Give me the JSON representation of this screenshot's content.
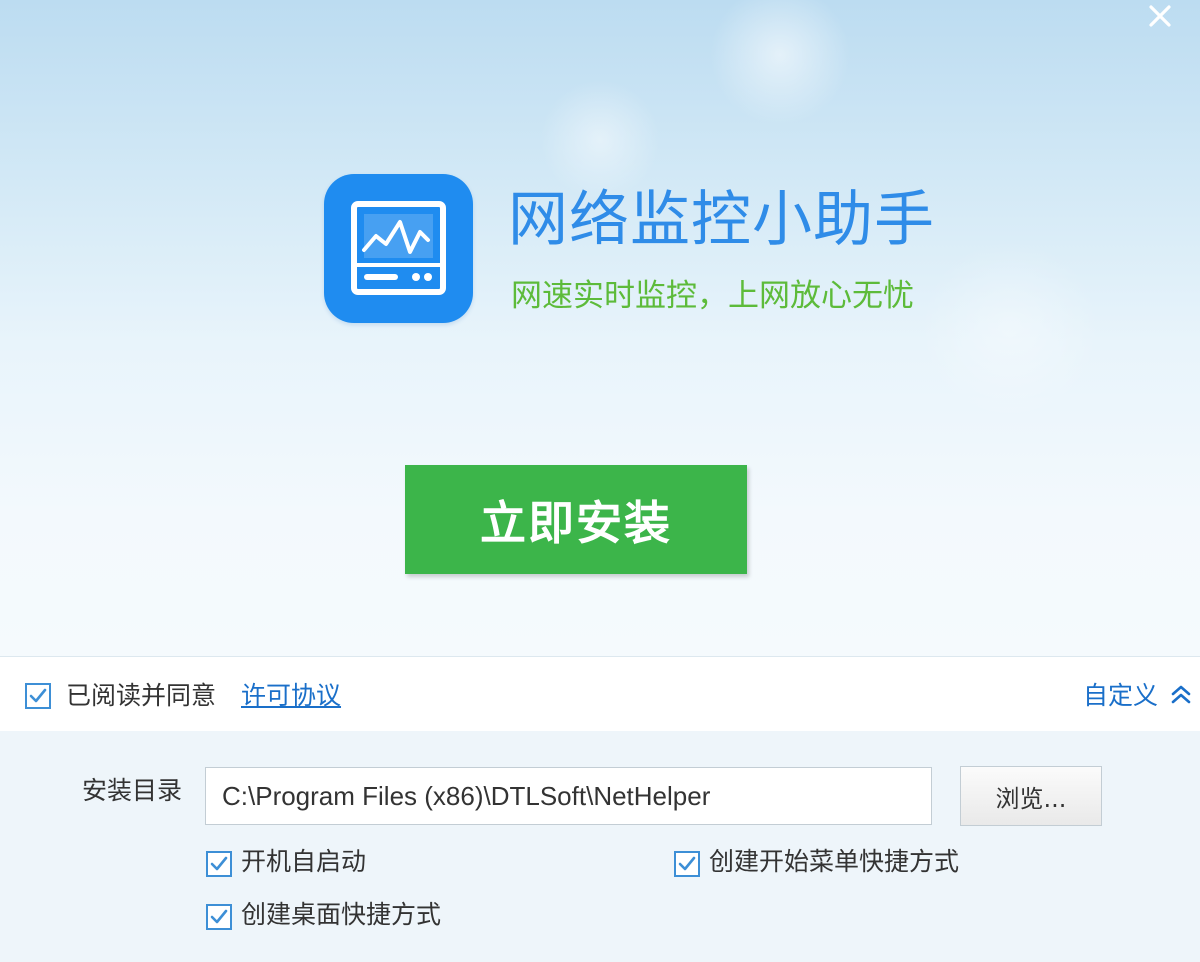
{
  "app": {
    "title": "网络监控小助手",
    "slogan": "网速实时监控，上网放心无忧",
    "icon": "monitor-icon"
  },
  "install_button": {
    "label": "立即安装"
  },
  "agreement": {
    "checked": true,
    "text": "已阅读并同意",
    "link_label": "许可协议"
  },
  "customize": {
    "label": "自定义",
    "icon": "chevron-up-icon",
    "expanded": true
  },
  "install_dir": {
    "label": "安装目录",
    "value": "C:\\Program Files (x86)\\DTLSoft\\NetHelper",
    "browse_label": "浏览..."
  },
  "options": {
    "autostart": {
      "label": "开机自启动",
      "checked": true
    },
    "start_menu_shortcut": {
      "label": "创建开始菜单快捷方式",
      "checked": true
    },
    "desktop_shortcut": {
      "label": "创建桌面快捷方式",
      "checked": true
    }
  },
  "window": {
    "close_icon": "close-icon"
  },
  "colors": {
    "title_blue": "#2f8ce8",
    "slogan_green": "#5dbb3a",
    "install_green": "#3cb54a",
    "icon_blue": "#1f8cf0",
    "link_blue": "#1a6fc9",
    "checkbox_blue": "#3d8fd6"
  }
}
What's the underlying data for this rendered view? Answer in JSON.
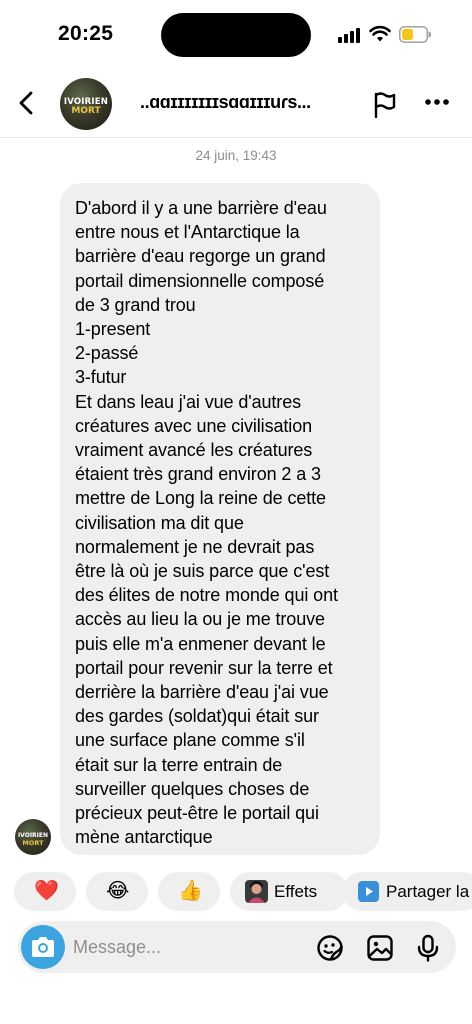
{
  "status_bar": {
    "time": "20:25"
  },
  "header": {
    "title": "..ɑɑɪɪɪɪɪɪɪsɑɑɪɪɪuɾs...",
    "avatar_line1": "IVOIRIEN",
    "avatar_line2": "MORT"
  },
  "conversation": {
    "timestamp": "24 juin, 19:43",
    "message": "D'abord il y a une barrière d'eau\nentre nous et l'Antarctique la\nbarrière d'eau regorge un grand\nportail dimensionnelle composé\nde 3 grand trou\n1-present\n2-passé\n3-futur\nEt dans leau j'ai vue d'autres\ncréatures avec une civilisation\nvraiment avancé les créatures\nétaient très grand environ 2 a 3\nmettre de Long la reine de cette\ncivilisation ma dit que\nnormalement je ne devrait pas\nêtre là où je suis parce que c'est\ndes élites de notre monde qui ont\naccès au lieu la ou je me trouve\npuis elle m'a enmener devant le\nportail pour revenir sur la terre et\nderrière la barrière d'eau j'ai vue\ndes gardes (soldat)qui était sur\nune surface plane comme s'il\nétait sur la terre entrain de\nsurveiller quelques choses de\nprécieux peut-être le portail qui\nmène antarctique"
  },
  "quick_replies": {
    "heart": "❤️",
    "laugh": "😂",
    "thumbs": "👍",
    "effects_label": "Effets",
    "share_label": "Partager la"
  },
  "composer": {
    "placeholder": "Message..."
  },
  "colors": {
    "bubble": "#efefef",
    "camera": "#3aa3e0",
    "avatar_accent": "#e8c341"
  }
}
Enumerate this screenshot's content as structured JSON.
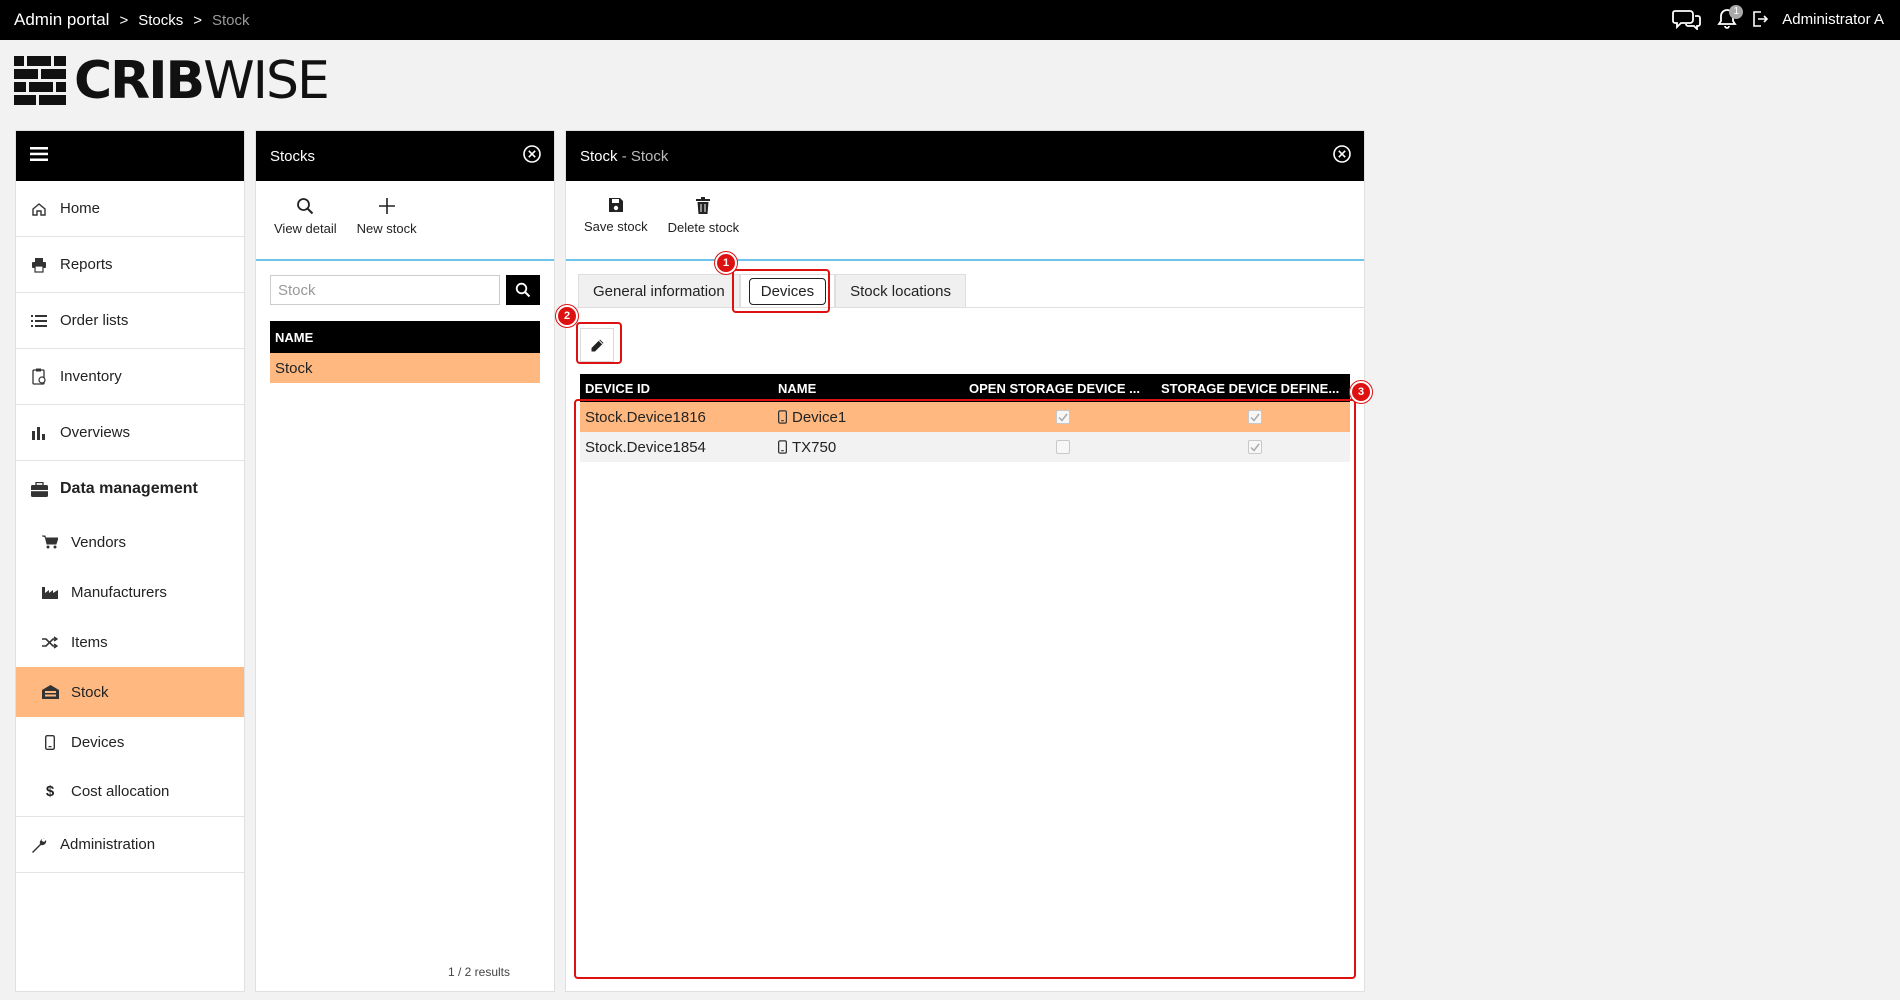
{
  "topbar": {
    "breadcrumb": [
      "Admin portal",
      "Stocks",
      "Stock"
    ],
    "separator": ">",
    "user": "Administrator A",
    "notification_count": "1"
  },
  "logo": {
    "bold": "CRIB",
    "light": "WISE"
  },
  "sidebar": {
    "items": [
      {
        "label": "Home",
        "icon": "home-icon"
      },
      {
        "label": "Reports",
        "icon": "printer-icon"
      },
      {
        "label": "Order lists",
        "icon": "list-icon"
      },
      {
        "label": "Inventory",
        "icon": "clipboard-icon"
      },
      {
        "label": "Overviews",
        "icon": "bar-chart-icon"
      },
      {
        "label": "Data management",
        "icon": "briefcase-icon"
      }
    ],
    "sub_items": [
      {
        "label": "Vendors",
        "icon": "cart-icon"
      },
      {
        "label": "Manufacturers",
        "icon": "factory-icon"
      },
      {
        "label": "Items",
        "icon": "shuffle-icon"
      },
      {
        "label": "Stock",
        "icon": "warehouse-icon"
      },
      {
        "label": "Devices",
        "icon": "mobile-icon"
      },
      {
        "label": "Cost allocation",
        "icon": "dollar-icon"
      }
    ],
    "administration": {
      "label": "Administration",
      "icon": "wrench-icon"
    }
  },
  "stocks_panel": {
    "title": "Stocks",
    "view_detail": "View detail",
    "new_stock": "New stock",
    "search_placeholder": "Stock",
    "column_name": "NAME",
    "rows": [
      "Stock"
    ],
    "results": "1 / 2 results"
  },
  "detail_panel": {
    "title": "Stock",
    "title_dash": "-",
    "subtitle": "Stock",
    "save": "Save stock",
    "delete": "Delete stock",
    "tabs": [
      "General information",
      "Devices",
      "Stock locations"
    ],
    "columns": [
      "DEVICE ID",
      "NAME",
      "OPEN STORAGE DEVICE ...",
      "STORAGE DEVICE DEFINE..."
    ],
    "rows": [
      {
        "device_id": "Stock.Device1816",
        "name": "Device1",
        "open_storage": true,
        "storage_defined": true
      },
      {
        "device_id": "Stock.Device1854",
        "name": "TX750",
        "open_storage": false,
        "storage_defined": true
      }
    ]
  },
  "annotations": [
    "1",
    "2",
    "3"
  ],
  "colors": {
    "accent": "#ffb980",
    "header": "#000000",
    "annotation": "#dd1111",
    "divider": "#6ec4e8"
  }
}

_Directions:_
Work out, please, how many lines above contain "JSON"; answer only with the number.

_Response for this exercise:_
3